Only one number is wanted: the count of lines in the records below that hold the word "経済学部".

Items from a data source
------------------------

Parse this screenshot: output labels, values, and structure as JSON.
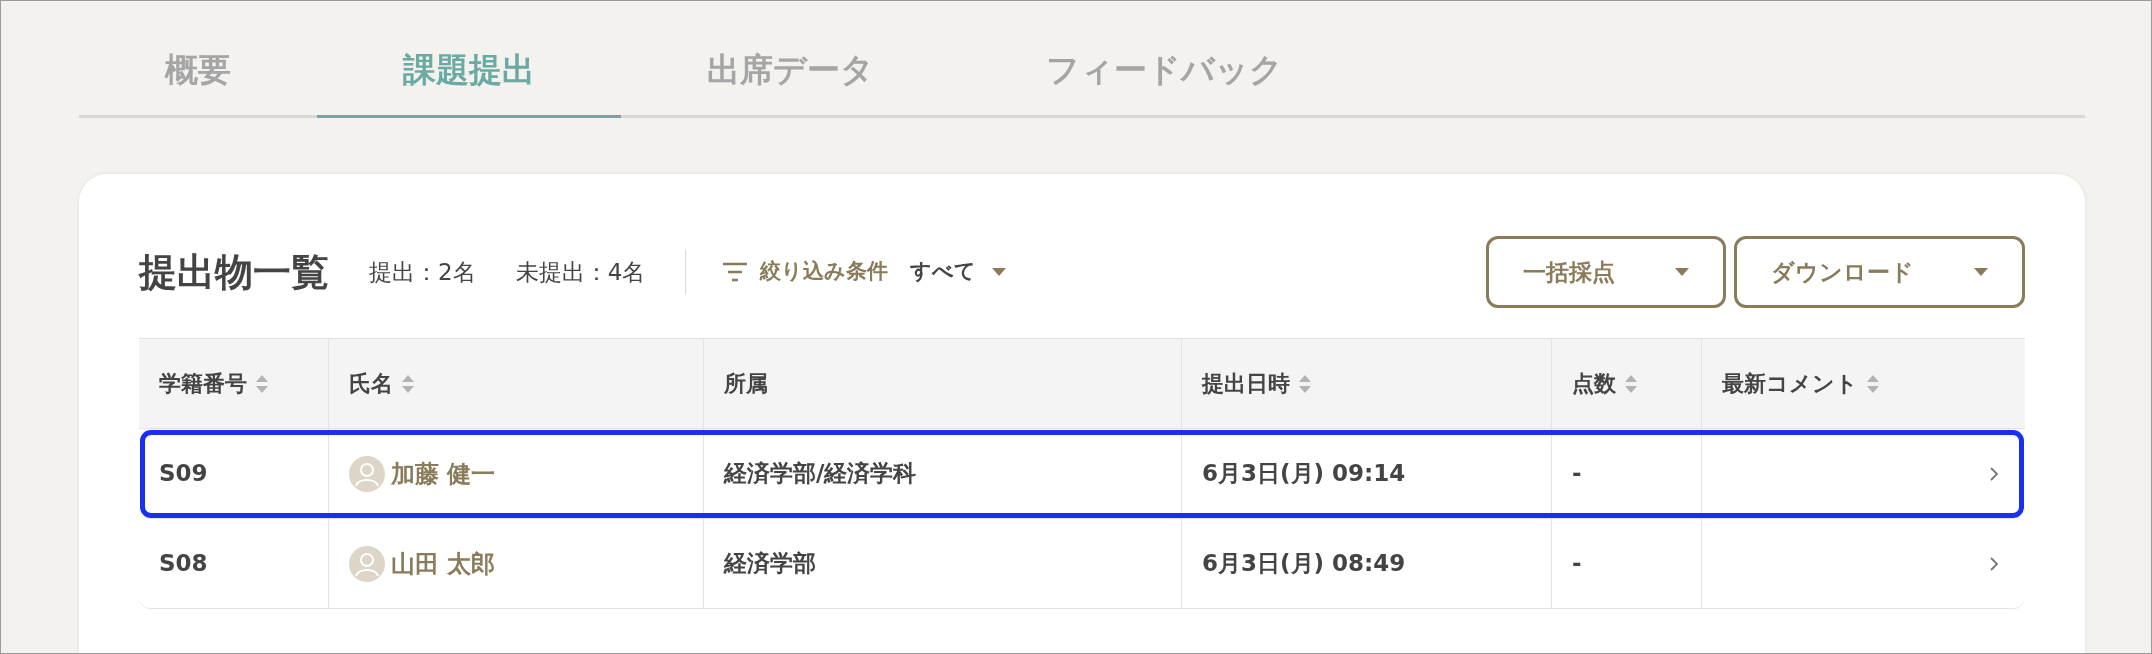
{
  "tabs": [
    {
      "label": "概要",
      "selected": false
    },
    {
      "label": "課題提出",
      "selected": true
    },
    {
      "label": "出席データ",
      "selected": false
    },
    {
      "label": "フィードバック",
      "selected": false
    }
  ],
  "panel": {
    "title": "提出物一覧",
    "submitted": "提出：2名",
    "not_submitted": "未提出：4名",
    "filter_label": "絞り込み条件",
    "filter_value": "すべて",
    "buttons": [
      "一括採点",
      "ダウンロード"
    ]
  },
  "table": {
    "columns": [
      {
        "label": "学籍番号",
        "sortable": true
      },
      {
        "label": "氏名",
        "sortable": true
      },
      {
        "label": "所属",
        "sortable": false
      },
      {
        "label": "提出日時",
        "sortable": true
      },
      {
        "label": "点数",
        "sortable": true
      },
      {
        "label": "最新コメント",
        "sortable": true
      }
    ],
    "rows": [
      {
        "id": "S09",
        "name": "加藤 健一",
        "affiliation": "経済学部/経済学科",
        "submitted_at": "6月3日(月) 09:14",
        "score": "-",
        "selected": true
      },
      {
        "id": "S08",
        "name": "山田 太郎",
        "affiliation": "経済学部",
        "submitted_at": "6月3日(月) 08:49",
        "score": "-",
        "selected": false
      }
    ]
  }
}
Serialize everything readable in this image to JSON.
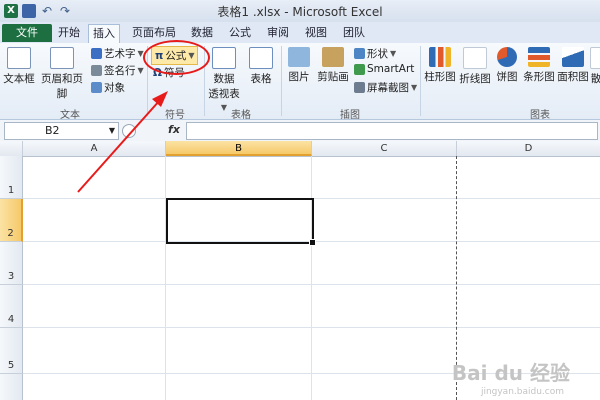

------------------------

> TASK SOLUTION
2